Lexington, Virginia • September 10, 2009
Washington and Lee University has been awarded a $200,000 accelerator grant as part of the Alfred P. Sloan Awards for Faculty Career Flexibility.
Announcement of the grant was made today in Washington, D.C., by representatives of the Sloan Foundation and the American Council on Education (ACE).
W&L was one of only eight institutions chosen from among 287 arts and sciences colleges from around the country eligible to compete for the grants, which recognize the winners for their leadership and accomplishments in implementing groundbreaking policies and practices supporting career flexibility for tenured and tenure-track faculty.
Receipt of the grant coincides with an aggressive new program undertaken by W&L under the leadership of President Kenneth P. Ruscio who launched a study in 2006 of key work-life balance issues in relation to expectations for teaching and research at the University. The resulting initiatives, which debuted during the 2008-09 academic year and will continue this year, will provide more options for child care, offer technological alternatives to compensate for necessary time away from campus, and create a culture of acceptance for flexible career trajectories that are different from the more rigid timetables for tenure and promotion of the past.

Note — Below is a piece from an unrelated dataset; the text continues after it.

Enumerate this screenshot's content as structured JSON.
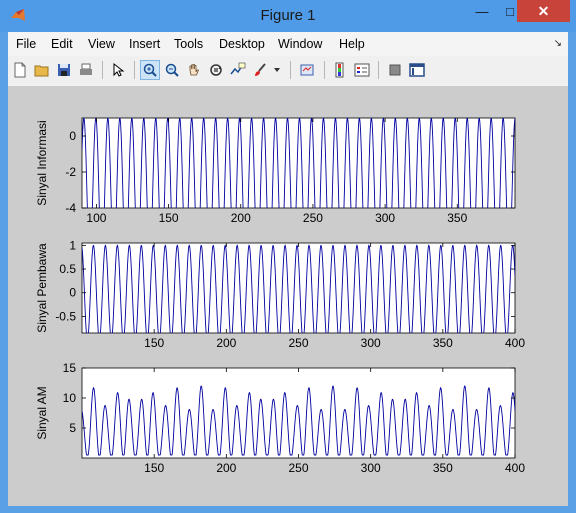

"We are delighted that the Sloan Foundation and ACE have recognized our work in this area by awarding us this grant," Ruscio said. "The grant will be critically important as we continue to take steps on this important initiative, which we believe has great potential for progressive development of W&L's own faculty, and may also result in a national model of best practices for support of a wonderfully diverse and highly accomplished faculty in the baccalaureate environment."
Washington and Lee will use the funds provided by the accelerator grant to provide increased flexibility and support for personal time management that enables faculty members to generate the unstructured blocks of time they need for reflection and creative work. In addition, the grant will enable the University to provide the kinds of peer support and institutional assistance that will allow the faculty to use this new-found time most productively for professional development, while still meeting the demands of their personal lives.

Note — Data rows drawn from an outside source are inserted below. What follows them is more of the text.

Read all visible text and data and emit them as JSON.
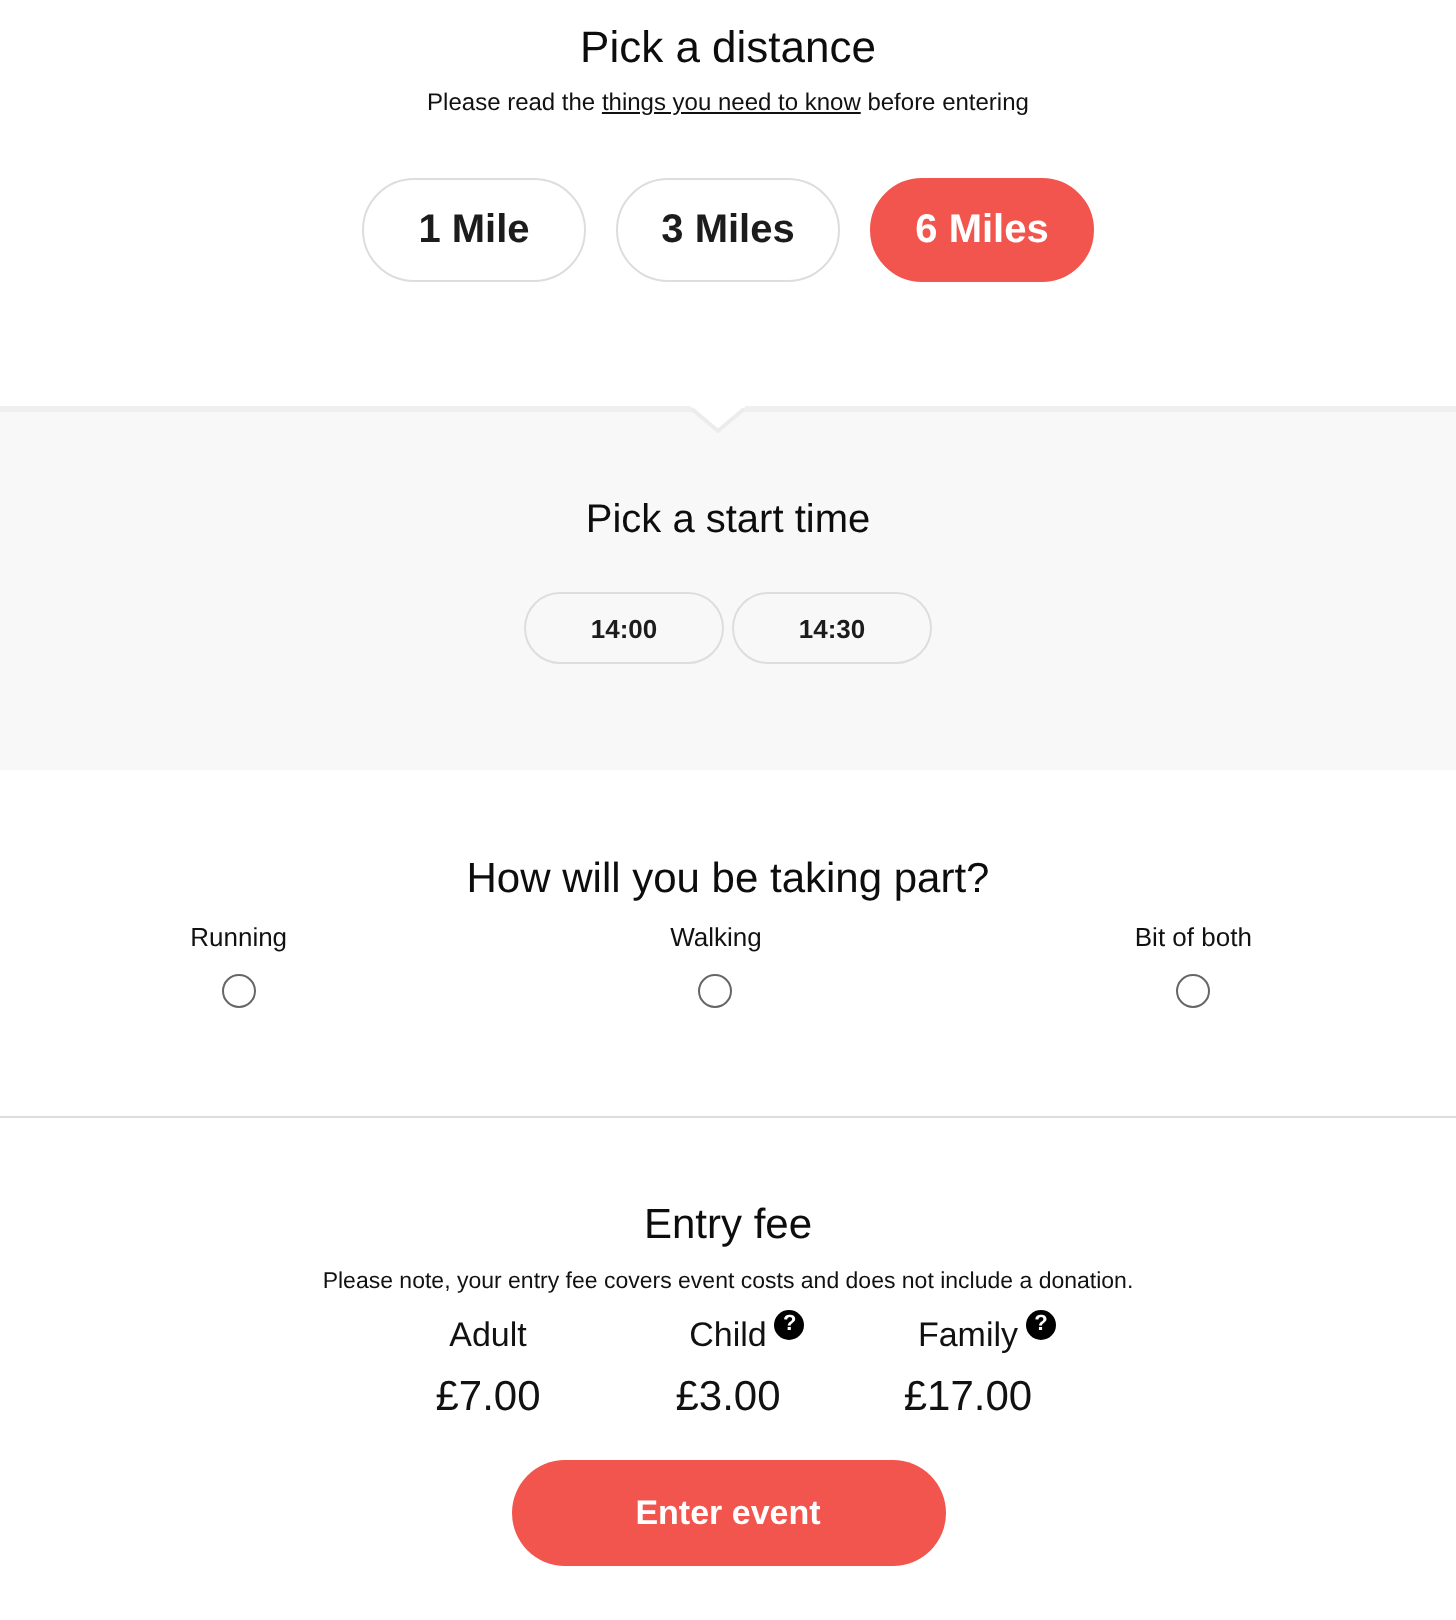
{
  "distance": {
    "title": "Pick a distance",
    "note": {
      "before": "Please read the ",
      "link": "things you need to know",
      "after": " before entering"
    },
    "options": [
      {
        "label": "1 Mile",
        "selected": false
      },
      {
        "label": "3 Miles",
        "selected": false
      },
      {
        "label": "6 Miles",
        "selected": true
      }
    ]
  },
  "start_time": {
    "title": "Pick a start time",
    "options": [
      {
        "label": "14:00",
        "selected": false
      },
      {
        "label": "14:30",
        "selected": false
      }
    ]
  },
  "participation": {
    "title": "How will you be taking part?",
    "options": [
      {
        "label": "Running",
        "selected": false
      },
      {
        "label": "Walking",
        "selected": false
      },
      {
        "label": "Bit of both",
        "selected": false
      }
    ]
  },
  "entry_fee": {
    "title": "Entry fee",
    "note": "Please note, your entry fee covers event costs and does not include a donation.",
    "fees": [
      {
        "label": "Adult",
        "price": "£7.00"
      },
      {
        "label": "Child",
        "help": "?",
        "price": "£3.00"
      },
      {
        "label": "Family",
        "help": "?",
        "price": "£17.00"
      }
    ]
  },
  "submit_button": {
    "label": "Enter event"
  }
}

"Campuses across the country are grappling with the economic downturn and making difficult decisions about how best to deploy their resources," said ACE President Molly Corbett Broad. "The dedication these eight campuses have shown to advancing faculty career flexibility options in light of these economic conditions is admirable. These efforts send a clear message to faculty that their institution is committed to attracting and serving the needs of an increasingly diverse faculty."

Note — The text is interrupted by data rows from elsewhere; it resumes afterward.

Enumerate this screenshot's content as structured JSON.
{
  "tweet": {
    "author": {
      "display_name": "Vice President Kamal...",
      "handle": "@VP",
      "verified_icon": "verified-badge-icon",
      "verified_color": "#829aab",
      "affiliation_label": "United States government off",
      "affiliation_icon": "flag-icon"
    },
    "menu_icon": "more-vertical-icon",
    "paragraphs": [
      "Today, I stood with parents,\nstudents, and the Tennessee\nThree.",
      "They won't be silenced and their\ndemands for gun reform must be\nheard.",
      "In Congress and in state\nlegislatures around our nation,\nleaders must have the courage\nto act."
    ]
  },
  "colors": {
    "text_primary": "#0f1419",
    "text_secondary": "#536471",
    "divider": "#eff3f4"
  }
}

"Since the inception of the awards program, we have seen remarkable changes on campuses with much greater awareness of the need for career flexibility, as well as significant advances in practice," said Kathleen Christensen, program director for Workplace, Work Force and Working Families at The Alfred P. Sloan Foundation.
Applicants were evaluated in a two-part process. During the first round, tenured and tenure-track faculty completed an institutional survey about career flexibility. The second round included a faculty survey and an institution-wide accelerator plan for the development and use of career flexibility programs among faculty. Among the issues considered were faculty recruitment and retention; strengthening faculty commitment, engagement, and morale; achieving institutional excellence; and maintaining academic competitiveness in a global market. In all, 60 colleges participated in the first round survey and 30 advanced to the second round of competition.
In addition to Washington and Lee, winners of the $200,000 Sloan Grants for 2009 are Albright College, Bowdoin College, Middlebury College, Mt. Holyoke College, and Oberlin College. Two other institutions - Dickinson College and Smith College - won $25,000 awards.
"These baccalaureate institutions are at the forefront of providing career flexibility to their faculty," said Claire Van Ummersen, ACE vice president, Center for Effective Leadership. "These awards will assist in the full development and implementation of critical management policies that are part of a growing national trend and will assist in the recruitment and retention of valued faculty."
Founded in 1918, ACE is the major coordinating body for all the nation's higher education institutions, representing more than 1,600 college and university presidents, and more than 200 related associations, nationwide. The Alfred P. Sloan Foundation makes grants in science, technology and the quality of American life. It has played a vital role in developing the field of work-family scholarship through its Workplace, Work Force and Working Families program.